▸ **Source data**

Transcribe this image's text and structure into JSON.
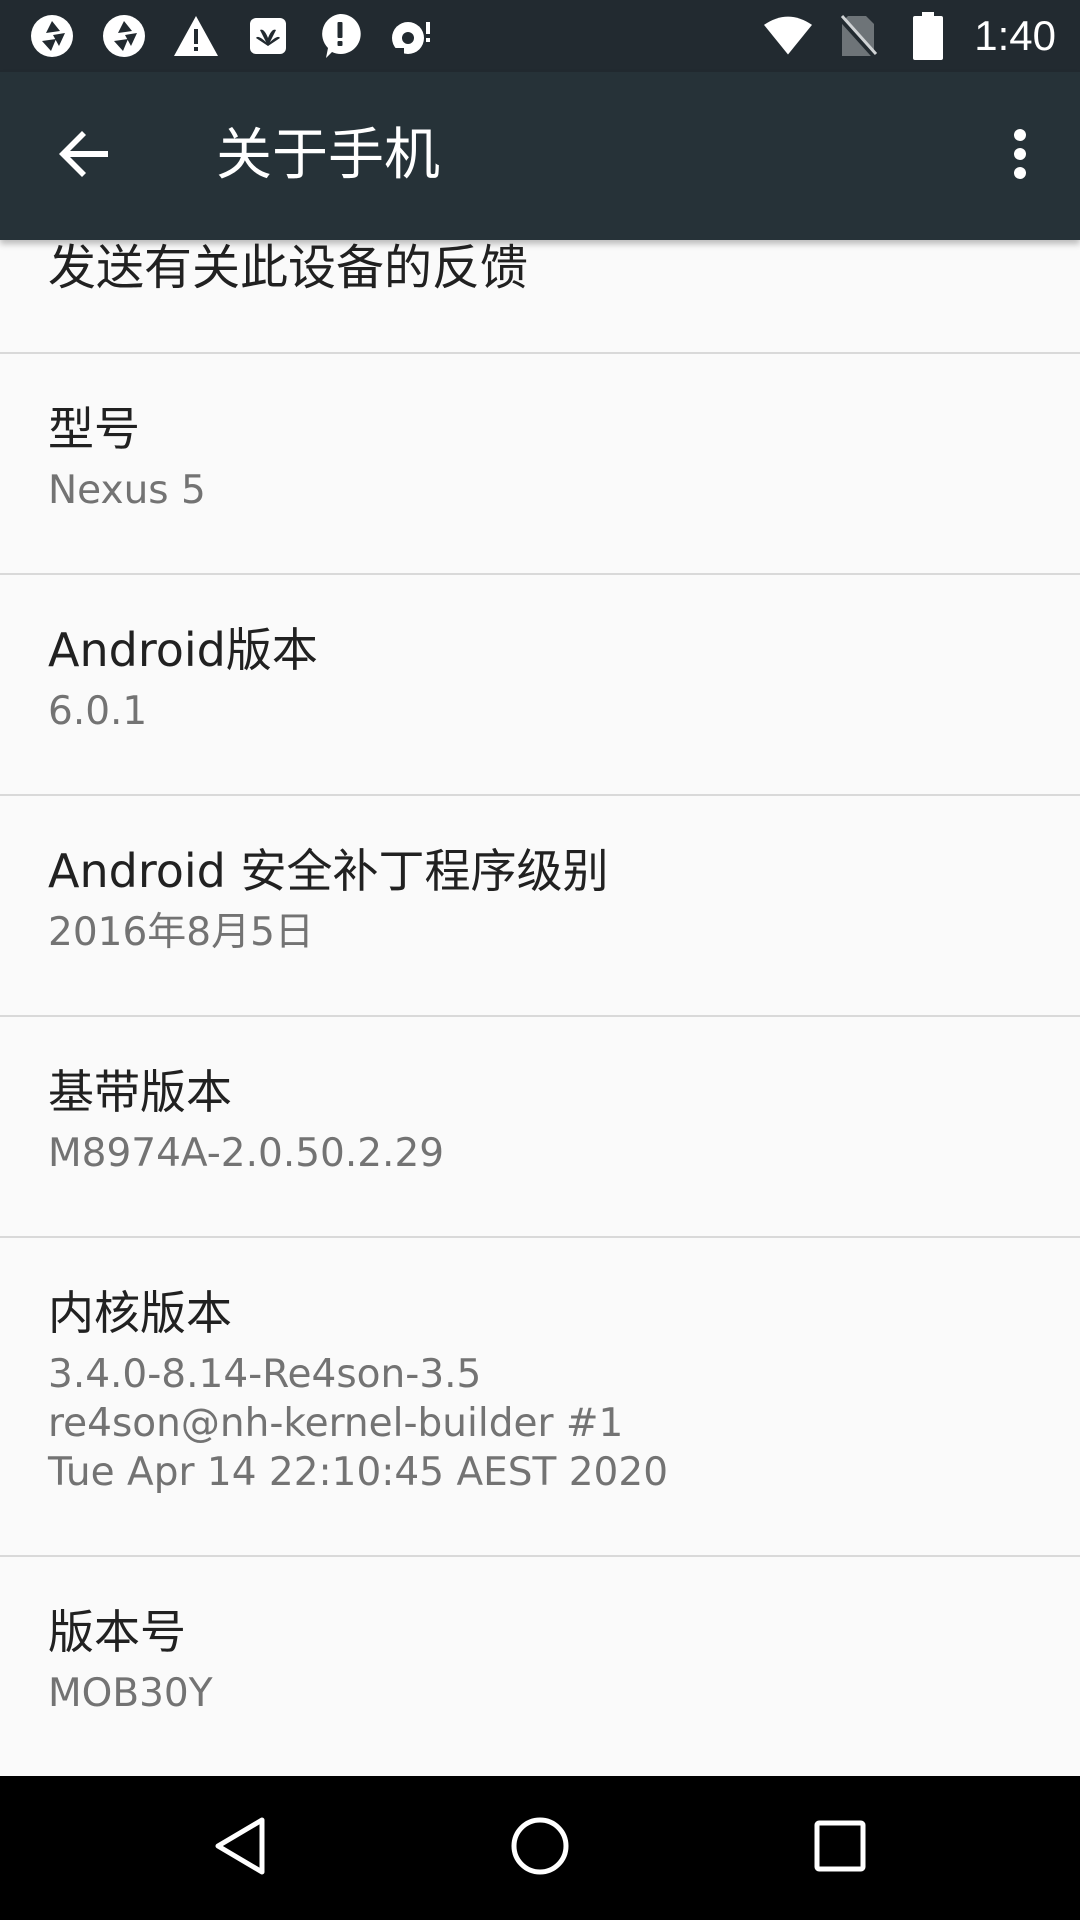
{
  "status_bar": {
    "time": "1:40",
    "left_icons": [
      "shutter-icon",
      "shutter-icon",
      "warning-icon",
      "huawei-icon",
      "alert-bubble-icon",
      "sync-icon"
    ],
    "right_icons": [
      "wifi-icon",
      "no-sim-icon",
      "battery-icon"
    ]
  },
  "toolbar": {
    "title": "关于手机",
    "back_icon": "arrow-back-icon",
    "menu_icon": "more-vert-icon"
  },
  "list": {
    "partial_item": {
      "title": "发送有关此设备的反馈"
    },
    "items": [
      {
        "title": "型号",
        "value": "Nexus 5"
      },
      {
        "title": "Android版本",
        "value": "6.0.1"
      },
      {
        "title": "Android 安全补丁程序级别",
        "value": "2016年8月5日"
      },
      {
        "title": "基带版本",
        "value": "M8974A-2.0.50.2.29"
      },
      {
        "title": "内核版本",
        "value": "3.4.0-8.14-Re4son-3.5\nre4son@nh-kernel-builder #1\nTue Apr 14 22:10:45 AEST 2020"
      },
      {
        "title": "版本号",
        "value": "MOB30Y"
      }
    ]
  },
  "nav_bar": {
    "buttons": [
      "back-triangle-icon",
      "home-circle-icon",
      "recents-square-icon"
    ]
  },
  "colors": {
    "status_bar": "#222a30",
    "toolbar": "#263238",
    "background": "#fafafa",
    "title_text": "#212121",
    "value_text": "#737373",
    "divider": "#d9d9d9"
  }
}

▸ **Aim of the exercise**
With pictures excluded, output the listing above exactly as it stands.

▸ **Exercise answer**
Transcribe this image's text and structure into JSON.
{
  "status_bar": {
    "time": "1:40",
    "left_icons": [
      "shutter-icon",
      "shutter-icon",
      "warning-icon",
      "huawei-icon",
      "alert-bubble-icon",
      "sync-icon"
    ],
    "right_icons": [
      "wifi-icon",
      "no-sim-icon",
      "battery-icon"
    ]
  },
  "toolbar": {
    "title": "关于手机",
    "back_icon": "arrow-back-icon",
    "menu_icon": "more-vert-icon"
  },
  "list": {
    "partial_item": {
      "title": "发送有关此设备的反馈"
    },
    "items": [
      {
        "title": "型号",
        "value": "Nexus 5"
      },
      {
        "title": "Android版本",
        "value": "6.0.1"
      },
      {
        "title": "Android 安全补丁程序级别",
        "value": "2016年8月5日"
      },
      {
        "title": "基带版本",
        "value": "M8974A-2.0.50.2.29"
      },
      {
        "title": "内核版本",
        "value": "3.4.0-8.14-Re4son-3.5\nre4son@nh-kernel-builder #1\nTue Apr 14 22:10:45 AEST 2020"
      },
      {
        "title": "版本号",
        "value": "MOB30Y"
      }
    ]
  },
  "nav_bar": {
    "buttons": [
      "back-triangle-icon",
      "home-circle-icon",
      "recents-square-icon"
    ]
  },
  "colors": {
    "status_bar": "#222a30",
    "toolbar": "#263238",
    "background": "#fafafa",
    "title_text": "#212121",
    "value_text": "#737373",
    "divider": "#d9d9d9"
  }
}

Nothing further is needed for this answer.